           Noted that there is a need to explore what is happening with mental health within GP practises. Currently there are three GP practices in Herefordshire that may have mental health services. This could be an item referred onto All Ages Commission.

           All pandemic babies have access to speech and language enrichment activities. Currently children are seen at 9 months and 2 years to measure their development. If anything is picked up, then this will be referred and support provided where possible to help.



The following recommendations were read out to the committee.  They were proposed by the chair and seconded by Cllr Andrews.  The recommendations were carried unanimously




Having reviewed the impact of the pandemic on mental health and wellbeing of pupils in schools, the committee recommended that:


a)         If/when a child is excluded from a school, the money follows the child within a month so that their special /mental health needs are addressed quickly.  To include lobbying the CCG for funding

b)         A report and methodological approach is prepared to review the progress at the CYPSC meeting, including national comparator data to report to the committee about what action planning Herefordshire is considering to address the problems within our county.

c)         A review be undertaken and a report be prepared on the impact of COVID ‘enrichment’ initiatives, including the WEST programme, is reviewed and the analysis provided as to which schools have been involved in this initiative, including how many schools knew about it.

d)         Consideration be given to a T+F group or spotlight review with schools to encourage and support parents to ask for and take up the various mental health initiatives in their school setting.  To be added to the work programme.
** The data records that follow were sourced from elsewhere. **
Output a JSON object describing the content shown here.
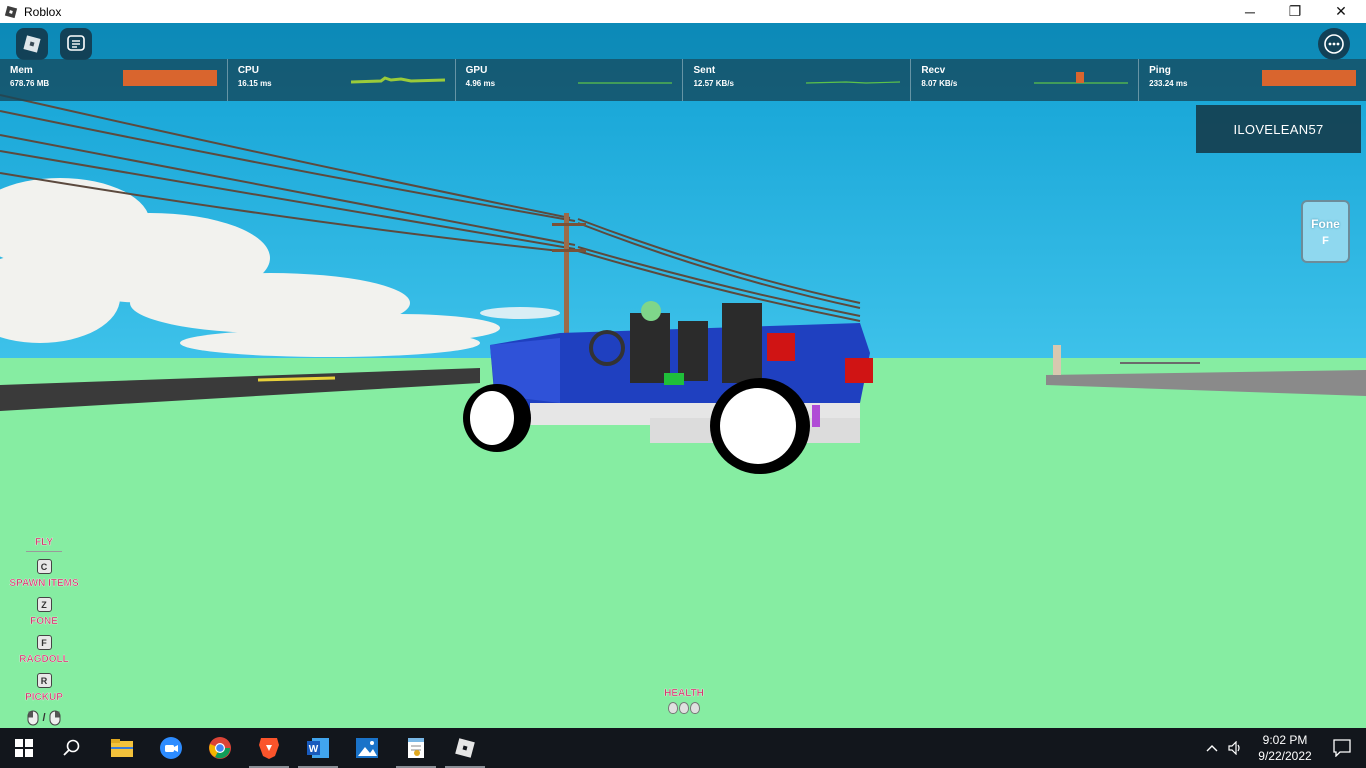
{
  "window": {
    "title": "Roblox",
    "icon": "roblox-logo-icon"
  },
  "window_controls": {
    "minimize": "─",
    "restore": "❐",
    "close": "✕"
  },
  "stats": [
    {
      "name": "Mem",
      "value": "678.76 MB"
    },
    {
      "name": "CPU",
      "value": "16.15 ms"
    },
    {
      "name": "GPU",
      "value": "4.96 ms"
    },
    {
      "name": "Sent",
      "value": "12.57 KB/s"
    },
    {
      "name": "Recv",
      "value": "8.07 KB/s"
    },
    {
      "name": "Ping",
      "value": "233.24 ms"
    }
  ],
  "player": {
    "username": "ILOVELEAN57"
  },
  "fone_button": {
    "label": "Fone",
    "key": "F"
  },
  "controls": [
    {
      "label": "Fly",
      "key": "C"
    },
    {
      "label": "Spawn Items",
      "key": "Z"
    },
    {
      "label": "Fone",
      "key": "F"
    },
    {
      "label": "Ragdoll",
      "key": "R"
    },
    {
      "label": "Pickup",
      "key": ""
    }
  ],
  "controls_mouse_sep": "/",
  "health": {
    "label": "Health",
    "hearts": 3
  },
  "taskbar": {
    "icons": [
      "windows-start-icon",
      "search-icon",
      "file-explorer-icon",
      "zoom-icon",
      "chrome-icon",
      "brave-icon",
      "word-icon",
      "photos-icon",
      "notepad-icon",
      "roblox-icon"
    ],
    "time": "9:02 PM",
    "date": "9/22/2022"
  },
  "colors": {
    "sky": "#1aa7d6",
    "grass": "#86eda2",
    "accent_orange": "#d9652e",
    "label_pink": "#d23a6e"
  }
}
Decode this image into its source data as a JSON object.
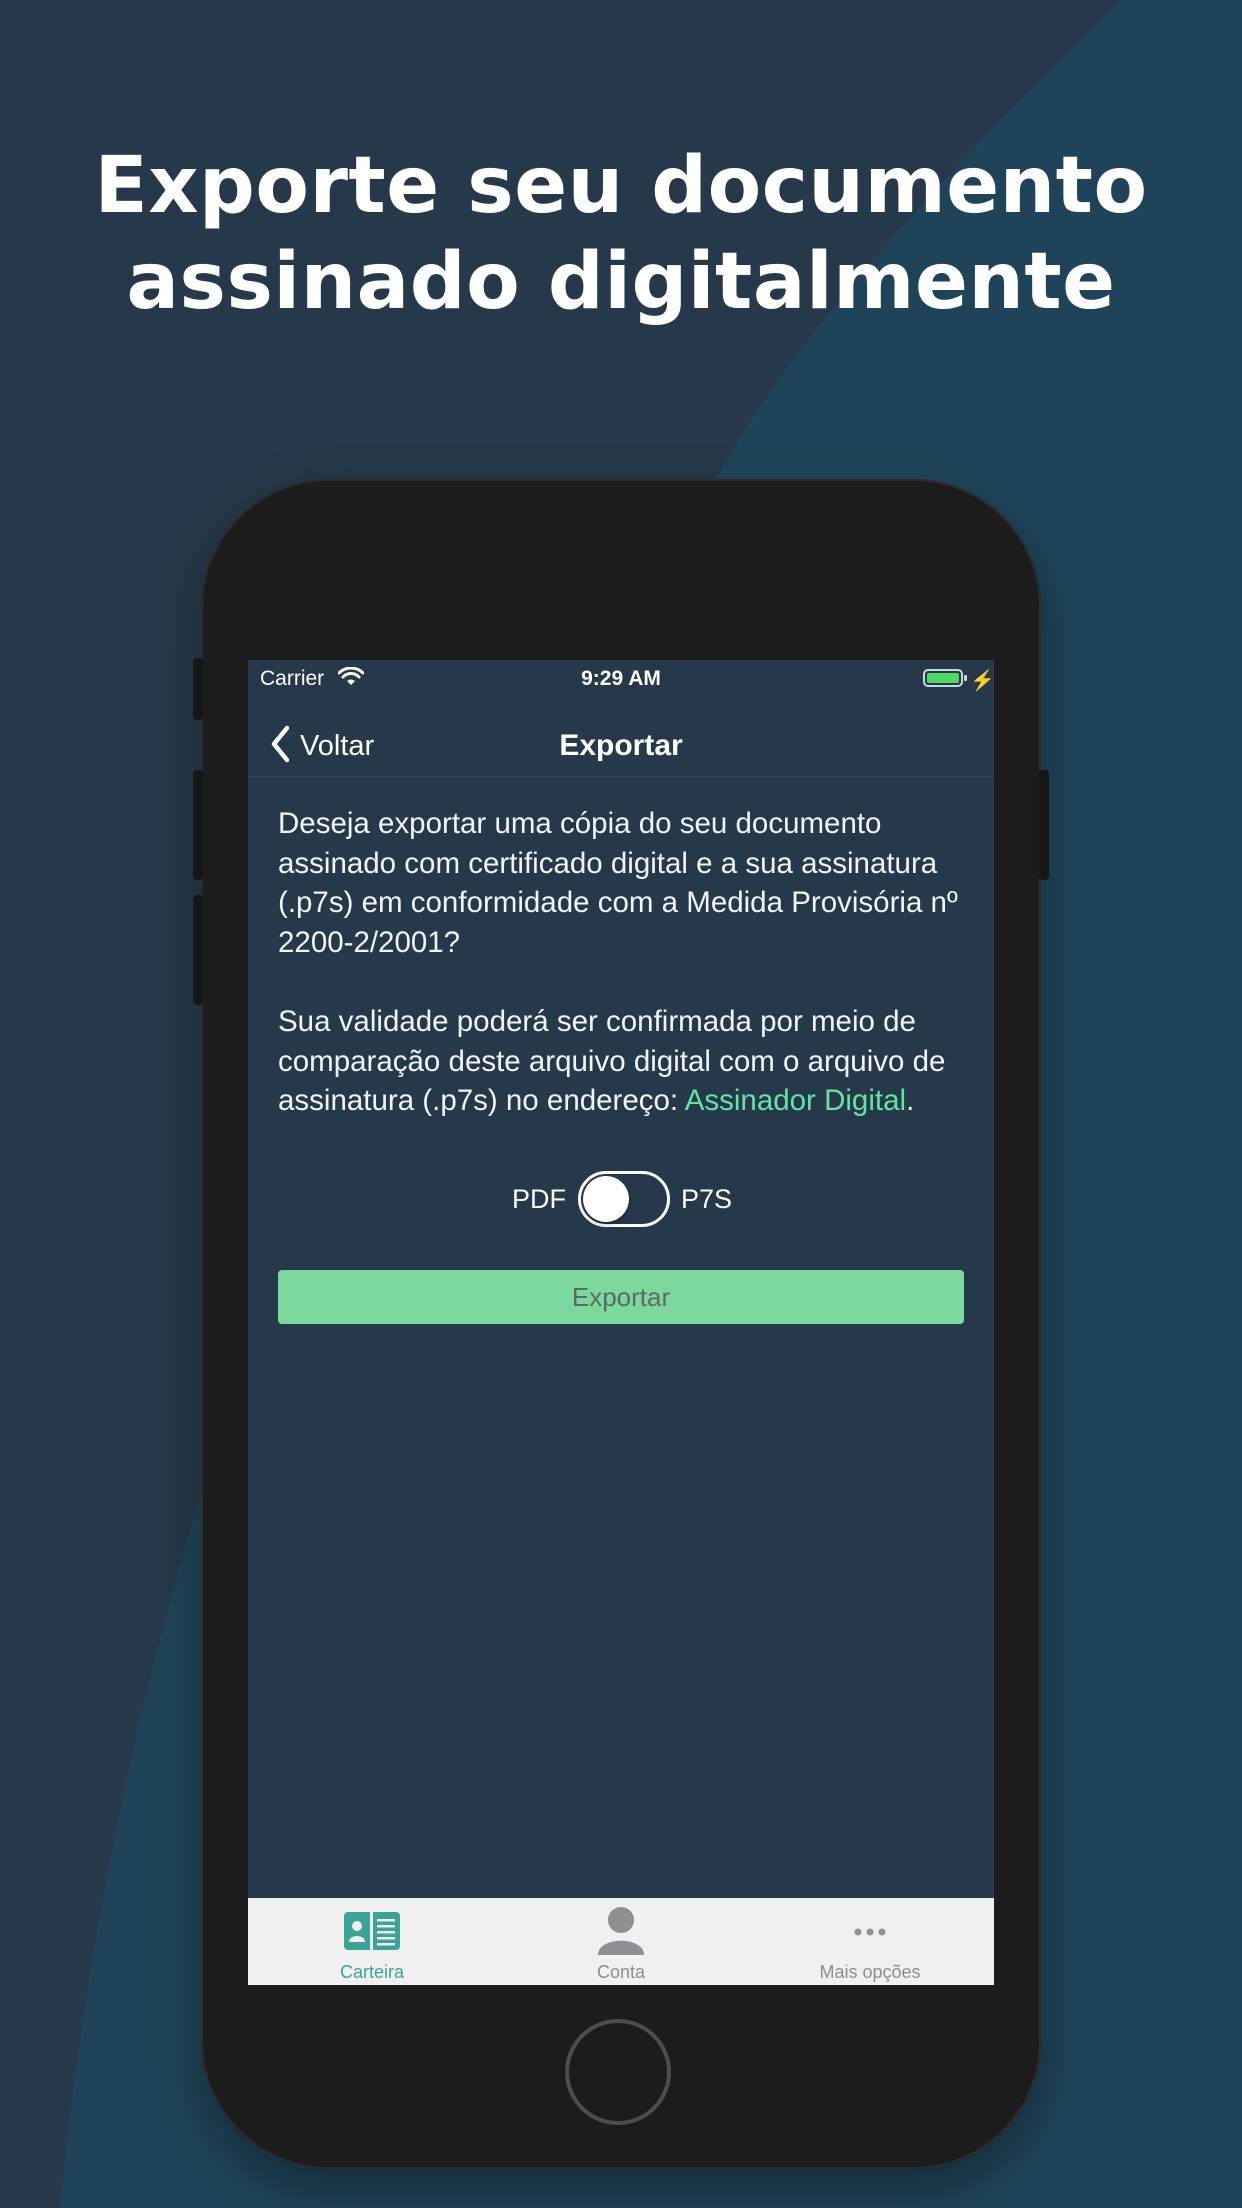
{
  "headline": {
    "line1": "Exporte seu documento",
    "line2": "assinado digitalmente"
  },
  "status_bar": {
    "carrier": "Carrier",
    "time": "9:29 AM"
  },
  "navbar": {
    "back_label": "Voltar",
    "title": "Exportar"
  },
  "content": {
    "paragraph1": "Deseja exportar uma cópia do seu documento assinado com certificado digital e a sua assinatura (.p7s) em conformidade com a Medida Provisória nº 2200-2/2001?",
    "paragraph2_text": "Sua validade poderá ser confirmada por meio de comparação deste arquivo digital com o arquivo de assinatura (.p7s) no endereço: ",
    "paragraph2_link": "Assinador Digital",
    "paragraph2_end": "."
  },
  "format_toggle": {
    "left_label": "PDF",
    "right_label": "P7S",
    "selected": "PDF"
  },
  "export_button": {
    "label": "Exportar"
  },
  "tabbar": {
    "tabs": [
      {
        "label": "Carteira",
        "icon": "wallet-card-icon",
        "active": true
      },
      {
        "label": "Conta",
        "icon": "person-icon",
        "active": false
      },
      {
        "label": "Mais opções",
        "icon": "more-dots-icon",
        "active": false
      }
    ]
  },
  "colors": {
    "background": "#26394a",
    "screen_background": "#25394a",
    "accent_green": "#65e3a3",
    "button_green": "#7cd89d",
    "tab_active": "#3aa597",
    "tab_inactive": "#8e8e93"
  }
}
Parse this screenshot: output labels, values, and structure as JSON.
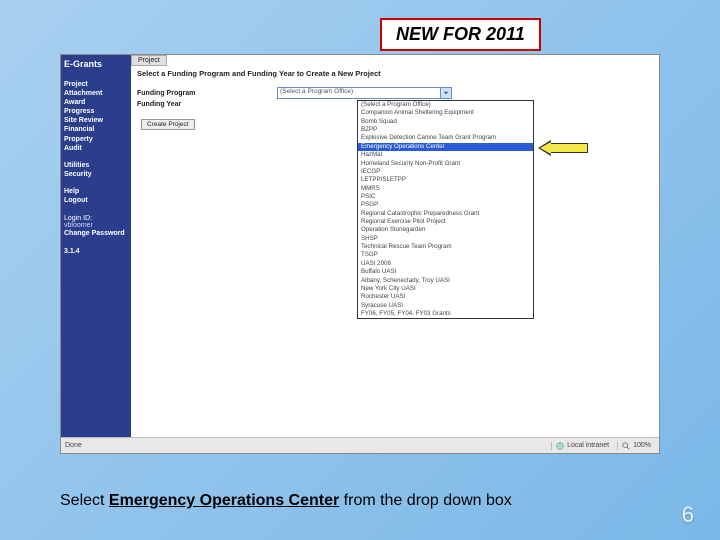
{
  "badge": "NEW FOR 2011",
  "sidebar": {
    "header": "E-Grants",
    "group1": [
      "Project",
      "Attachment",
      "Award",
      "Progress",
      "Site Review",
      "Financial",
      "Property",
      "Audit"
    ],
    "group2": [
      "Utilities",
      "Security"
    ],
    "group3": [
      "Help",
      "Logout"
    ],
    "login_label": "Login ID:",
    "login_id": "vbloomer",
    "change_pw": "Change Password",
    "version": "3.1.4"
  },
  "main": {
    "tab": "Project",
    "title": "Select a Funding Program and Funding Year to Create a New Project",
    "label_program": "Funding Program",
    "label_year": "Funding Year",
    "select_placeholder": "(Select a Program Office)",
    "create_btn": "Create Project",
    "options": [
      "(Select a Program Office)",
      "Companion Animal Sheltering Equipment",
      "Bomb Squad",
      "BZPP",
      "Explosive Detection Canine Team Grant Program",
      "Emergency Operations Center",
      "HazMat",
      "Homeland Security Non-Profit Grant",
      "IECGP",
      "LETPP/SLETPP",
      "MMRS",
      "PSIC",
      "PSGP",
      "Regional Catastrophic Preparedness Grant",
      "Regional Exercise Pilot Project",
      "Operation Stonegarden",
      "SHSP",
      "Technical Rescue Team Program",
      "TSGP",
      "UASI 2006",
      "Buffalo UASI",
      "Albany, Schenectady, Troy UASI",
      "New York City UASI",
      "Rochester UASI",
      "Syracuse UASI",
      "FY06, FY05, FY04, FY03 Grants"
    ],
    "highlight_index": 5
  },
  "statusbar": {
    "left": "Done",
    "intranet": "Local intranet",
    "zoom": "100%"
  },
  "caption": {
    "pre": "Select ",
    "underline": "Emergency Operations Center",
    "post": " from the drop down box"
  },
  "page_number": "6"
}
e)         More resource to be allocated for Brookfield’s and the other special schools – with particular emphasis on investment in early years, and Yr 1 and 2 to prevent problems being exacerbated in relation to the impact of COVID

f)          CYPSC to lobby local MPs to lobby DfE to prioritise funding, supported by a funding bid and business case, to fund two attendance officers… Ceri Morgan/Hilary Jones/Matthew Sampson to send text.

Supporting documents: